The former top executive at Horizons Hospice was set to plead guilty today to ripping off government insurance by sending patients to her facility who weren't dying, but the plea has been postponed.
Mary Ann Stewart, 48, of Louisiana, had been set for trial March 14 but indicated this week she would plead today before U.S. District Judge Terrence McVerry.
On Thursday, however, she asked for a continuance and the judge granted it.
Her lawyer has declined comment on the case, as has the U.S. attorney's office.
Ms. Stewart, the former chief operating officer at Horizons, was indicted in February 2015 on charges related to a scheme in which she had her employees recruit patients to stay at the Horizons location in Monroeville who weren't terminal so she could bill Medicare and Medicaid.
The fraud is in the millions, according to the prosecution.
The government had some 17 witnesses lined up against Ms. Stewart, including the former chief medical officer at Horizons, Oliver Herndon, who pleaded guilty in July to certifying patients for hospice care who were not terminal.
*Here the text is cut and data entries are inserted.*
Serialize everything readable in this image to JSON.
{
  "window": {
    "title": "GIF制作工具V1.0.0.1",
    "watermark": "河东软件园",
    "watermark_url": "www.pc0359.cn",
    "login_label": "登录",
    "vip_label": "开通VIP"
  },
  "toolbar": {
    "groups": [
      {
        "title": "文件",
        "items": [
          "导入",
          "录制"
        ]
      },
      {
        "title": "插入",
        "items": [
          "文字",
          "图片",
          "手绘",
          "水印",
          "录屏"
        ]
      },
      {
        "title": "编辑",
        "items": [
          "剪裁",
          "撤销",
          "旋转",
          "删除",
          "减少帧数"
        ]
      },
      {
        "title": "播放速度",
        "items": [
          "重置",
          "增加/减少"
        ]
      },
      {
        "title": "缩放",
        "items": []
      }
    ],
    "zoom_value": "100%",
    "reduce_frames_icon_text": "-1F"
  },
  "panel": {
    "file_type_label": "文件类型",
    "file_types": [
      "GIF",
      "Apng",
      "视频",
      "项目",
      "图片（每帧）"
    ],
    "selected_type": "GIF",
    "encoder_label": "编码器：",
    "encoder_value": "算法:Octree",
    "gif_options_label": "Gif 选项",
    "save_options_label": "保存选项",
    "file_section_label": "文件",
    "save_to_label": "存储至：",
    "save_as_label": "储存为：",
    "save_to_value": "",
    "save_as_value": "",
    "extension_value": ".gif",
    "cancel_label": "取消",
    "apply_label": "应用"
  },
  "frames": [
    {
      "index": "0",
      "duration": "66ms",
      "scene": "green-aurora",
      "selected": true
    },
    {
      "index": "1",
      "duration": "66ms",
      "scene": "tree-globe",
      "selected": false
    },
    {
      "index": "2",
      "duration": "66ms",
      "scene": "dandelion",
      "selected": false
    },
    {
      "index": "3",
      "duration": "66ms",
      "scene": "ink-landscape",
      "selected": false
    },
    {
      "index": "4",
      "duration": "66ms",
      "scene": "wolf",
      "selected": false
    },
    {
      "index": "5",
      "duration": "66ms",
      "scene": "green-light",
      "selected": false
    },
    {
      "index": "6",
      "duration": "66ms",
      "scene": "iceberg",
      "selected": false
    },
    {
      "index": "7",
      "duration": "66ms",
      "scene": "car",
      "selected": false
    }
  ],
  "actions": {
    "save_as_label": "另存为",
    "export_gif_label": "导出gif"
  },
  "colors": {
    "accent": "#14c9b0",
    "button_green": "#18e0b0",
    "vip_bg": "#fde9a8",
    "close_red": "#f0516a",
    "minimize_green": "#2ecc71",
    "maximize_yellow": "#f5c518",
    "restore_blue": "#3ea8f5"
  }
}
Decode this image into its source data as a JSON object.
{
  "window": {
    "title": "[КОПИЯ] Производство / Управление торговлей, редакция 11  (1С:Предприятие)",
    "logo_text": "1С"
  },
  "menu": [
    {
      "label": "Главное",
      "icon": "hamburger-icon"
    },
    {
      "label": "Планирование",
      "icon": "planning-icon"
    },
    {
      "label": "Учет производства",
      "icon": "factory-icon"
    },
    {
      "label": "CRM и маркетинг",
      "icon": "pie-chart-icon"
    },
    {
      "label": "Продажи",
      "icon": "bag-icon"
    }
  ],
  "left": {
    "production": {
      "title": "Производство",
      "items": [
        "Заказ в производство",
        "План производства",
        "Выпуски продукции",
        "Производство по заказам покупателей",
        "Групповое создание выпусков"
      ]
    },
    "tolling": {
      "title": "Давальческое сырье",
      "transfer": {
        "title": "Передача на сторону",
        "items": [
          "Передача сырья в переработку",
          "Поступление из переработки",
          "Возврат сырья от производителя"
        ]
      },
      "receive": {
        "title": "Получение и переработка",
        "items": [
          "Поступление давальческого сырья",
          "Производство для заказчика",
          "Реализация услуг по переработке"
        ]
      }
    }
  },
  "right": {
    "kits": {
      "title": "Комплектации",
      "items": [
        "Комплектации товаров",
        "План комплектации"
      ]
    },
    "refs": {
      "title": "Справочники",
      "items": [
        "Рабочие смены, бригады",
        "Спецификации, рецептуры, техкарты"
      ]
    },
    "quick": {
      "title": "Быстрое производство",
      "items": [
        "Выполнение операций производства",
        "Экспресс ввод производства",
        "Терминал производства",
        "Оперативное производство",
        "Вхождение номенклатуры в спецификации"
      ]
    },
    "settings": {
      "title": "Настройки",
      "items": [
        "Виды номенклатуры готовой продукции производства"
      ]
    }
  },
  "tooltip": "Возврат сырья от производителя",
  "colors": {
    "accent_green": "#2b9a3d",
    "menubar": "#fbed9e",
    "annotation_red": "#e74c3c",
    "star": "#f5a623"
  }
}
Herndon is also serving 11 years in federal prison for prescribing thousands of narcotic painkillers as one of the region's largest pill mill doctors. Herndon's lawyer won't comment, but he is hoping for a reduced sentence when the Stewart case is over.